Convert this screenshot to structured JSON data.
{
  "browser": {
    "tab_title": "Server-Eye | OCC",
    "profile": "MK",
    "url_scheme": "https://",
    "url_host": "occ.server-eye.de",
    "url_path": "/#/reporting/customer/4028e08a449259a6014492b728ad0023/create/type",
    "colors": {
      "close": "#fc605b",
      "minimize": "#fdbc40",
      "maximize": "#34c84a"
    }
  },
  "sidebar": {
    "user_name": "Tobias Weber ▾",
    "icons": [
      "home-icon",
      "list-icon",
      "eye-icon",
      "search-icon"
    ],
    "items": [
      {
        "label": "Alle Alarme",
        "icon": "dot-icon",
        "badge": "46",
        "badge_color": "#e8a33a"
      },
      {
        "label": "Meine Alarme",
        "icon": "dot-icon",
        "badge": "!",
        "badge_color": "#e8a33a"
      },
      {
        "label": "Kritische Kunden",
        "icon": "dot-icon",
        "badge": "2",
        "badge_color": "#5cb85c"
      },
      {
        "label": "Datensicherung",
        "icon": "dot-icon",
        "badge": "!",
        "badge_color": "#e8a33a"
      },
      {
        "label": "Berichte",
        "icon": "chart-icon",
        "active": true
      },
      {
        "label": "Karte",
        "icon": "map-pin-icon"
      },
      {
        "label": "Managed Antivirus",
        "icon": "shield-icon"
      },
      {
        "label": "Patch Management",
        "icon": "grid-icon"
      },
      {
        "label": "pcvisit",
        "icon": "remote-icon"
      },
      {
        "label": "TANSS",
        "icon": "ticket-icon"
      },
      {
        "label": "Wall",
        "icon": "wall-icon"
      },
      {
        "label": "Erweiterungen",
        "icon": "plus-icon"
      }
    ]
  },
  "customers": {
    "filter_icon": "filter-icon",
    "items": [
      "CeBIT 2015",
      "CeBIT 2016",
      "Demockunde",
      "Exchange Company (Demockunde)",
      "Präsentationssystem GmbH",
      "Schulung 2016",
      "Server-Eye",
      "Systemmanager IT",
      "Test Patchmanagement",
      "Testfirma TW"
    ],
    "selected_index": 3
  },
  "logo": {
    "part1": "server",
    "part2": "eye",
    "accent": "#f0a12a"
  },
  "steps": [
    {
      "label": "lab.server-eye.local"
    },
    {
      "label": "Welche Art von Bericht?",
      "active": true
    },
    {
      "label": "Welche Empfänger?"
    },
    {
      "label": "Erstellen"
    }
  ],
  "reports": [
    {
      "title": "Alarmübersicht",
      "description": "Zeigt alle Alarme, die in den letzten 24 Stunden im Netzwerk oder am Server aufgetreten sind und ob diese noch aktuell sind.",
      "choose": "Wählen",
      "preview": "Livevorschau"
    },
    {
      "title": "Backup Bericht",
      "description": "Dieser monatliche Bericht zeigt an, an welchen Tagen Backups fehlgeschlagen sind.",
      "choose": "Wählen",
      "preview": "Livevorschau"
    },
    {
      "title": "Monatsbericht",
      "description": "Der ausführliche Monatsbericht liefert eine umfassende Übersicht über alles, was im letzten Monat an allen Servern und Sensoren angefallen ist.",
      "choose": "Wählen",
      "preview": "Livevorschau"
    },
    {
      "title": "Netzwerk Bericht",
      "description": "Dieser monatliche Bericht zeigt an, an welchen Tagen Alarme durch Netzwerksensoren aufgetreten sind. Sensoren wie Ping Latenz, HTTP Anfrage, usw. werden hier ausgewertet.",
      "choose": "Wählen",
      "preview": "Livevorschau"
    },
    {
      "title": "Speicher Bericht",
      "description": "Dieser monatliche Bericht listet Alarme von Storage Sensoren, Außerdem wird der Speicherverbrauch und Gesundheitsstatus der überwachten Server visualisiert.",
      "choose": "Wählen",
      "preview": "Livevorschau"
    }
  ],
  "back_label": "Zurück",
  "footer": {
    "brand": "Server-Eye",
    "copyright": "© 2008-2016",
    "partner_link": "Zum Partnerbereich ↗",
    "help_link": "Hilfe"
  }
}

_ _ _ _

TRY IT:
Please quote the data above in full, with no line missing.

ANSWER SECTION:
Convert this screenshot to structured JSON data.
{
  "browser": {
    "tab_title": "Server-Eye | OCC",
    "profile": "MK",
    "url_scheme": "https://",
    "url_host": "occ.server-eye.de",
    "url_path": "/#/reporting/customer/4028e08a449259a6014492b728ad0023/create/type",
    "colors": {
      "close": "#fc605b",
      "minimize": "#fdbc40",
      "maximize": "#34c84a"
    }
  },
  "sidebar": {
    "user_name": "Tobias Weber ▾",
    "icons": [
      "home-icon",
      "list-icon",
      "eye-icon",
      "search-icon"
    ],
    "items": [
      {
        "label": "Alle Alarme",
        "icon": "dot-icon",
        "badge": "46",
        "badge_color": "#e8a33a"
      },
      {
        "label": "Meine Alarme",
        "icon": "dot-icon",
        "badge": "!",
        "badge_color": "#e8a33a"
      },
      {
        "label": "Kritische Kunden",
        "icon": "dot-icon",
        "badge": "2",
        "badge_color": "#5cb85c"
      },
      {
        "label": "Datensicherung",
        "icon": "dot-icon",
        "badge": "!",
        "badge_color": "#e8a33a"
      },
      {
        "label": "Berichte",
        "icon": "chart-icon",
        "active": true
      },
      {
        "label": "Karte",
        "icon": "map-pin-icon"
      },
      {
        "label": "Managed Antivirus",
        "icon": "shield-icon"
      },
      {
        "label": "Patch Management",
        "icon": "grid-icon"
      },
      {
        "label": "pcvisit",
        "icon": "remote-icon"
      },
      {
        "label": "TANSS",
        "icon": "ticket-icon"
      },
      {
        "label": "Wall",
        "icon": "wall-icon"
      },
      {
        "label": "Erweiterungen",
        "icon": "plus-icon"
      }
    ]
  },
  "customers": {
    "filter_icon": "filter-icon",
    "items": [
      "CeBIT 2015",
      "CeBIT 2016",
      "Demockunde",
      "Exchange Company (Demockunde)",
      "Präsentationssystem GmbH",
      "Schulung 2016",
      "Server-Eye",
      "Systemmanager IT",
      "Test Patchmanagement",
      "Testfirma TW"
    ],
    "selected_index": 3
  },
  "logo": {
    "part1": "server",
    "part2": "eye",
    "accent": "#f0a12a"
  },
  "steps": [
    {
      "label": "lab.server-eye.local"
    },
    {
      "label": "Welche Art von Bericht?",
      "active": true
    },
    {
      "label": "Welche Empfänger?"
    },
    {
      "label": "Erstellen"
    }
  ],
  "reports": [
    {
      "title": "Alarmübersicht",
      "description": "Zeigt alle Alarme, die in den letzten 24 Stunden im Netzwerk oder am Server aufgetreten sind und ob diese noch aktuell sind.",
      "choose": "Wählen",
      "preview": "Livevorschau"
    },
    {
      "title": "Backup Bericht",
      "description": "Dieser monatliche Bericht zeigt an, an welchen Tagen Backups fehlgeschlagen sind.",
      "choose": "Wählen",
      "preview": "Livevorschau"
    },
    {
      "title": "Monatsbericht",
      "description": "Der ausführliche Monatsbericht liefert eine umfassende Übersicht über alles, was im letzten Monat an allen Servern und Sensoren angefallen ist.",
      "choose": "Wählen",
      "preview": "Livevorschau"
    },
    {
      "title": "Netzwerk Bericht",
      "description": "Dieser monatliche Bericht zeigt an, an welchen Tagen Alarme durch Netzwerksensoren aufgetreten sind. Sensoren wie Ping Latenz, HTTP Anfrage, usw. werden hier ausgewertet.",
      "choose": "Wählen",
      "preview": "Livevorschau"
    },
    {
      "title": "Speicher Bericht",
      "description": "Dieser monatliche Bericht listet Alarme von Storage Sensoren, Außerdem wird der Speicherverbrauch und Gesundheitsstatus der überwachten Server visualisiert.",
      "choose": "Wählen",
      "preview": "Livevorschau"
    }
  ],
  "back_label": "Zurück",
  "footer": {
    "brand": "Server-Eye",
    "copyright": "© 2008-2016",
    "partner_link": "Zum Partnerbereich ↗",
    "help_link": "Hilfe"
  }
}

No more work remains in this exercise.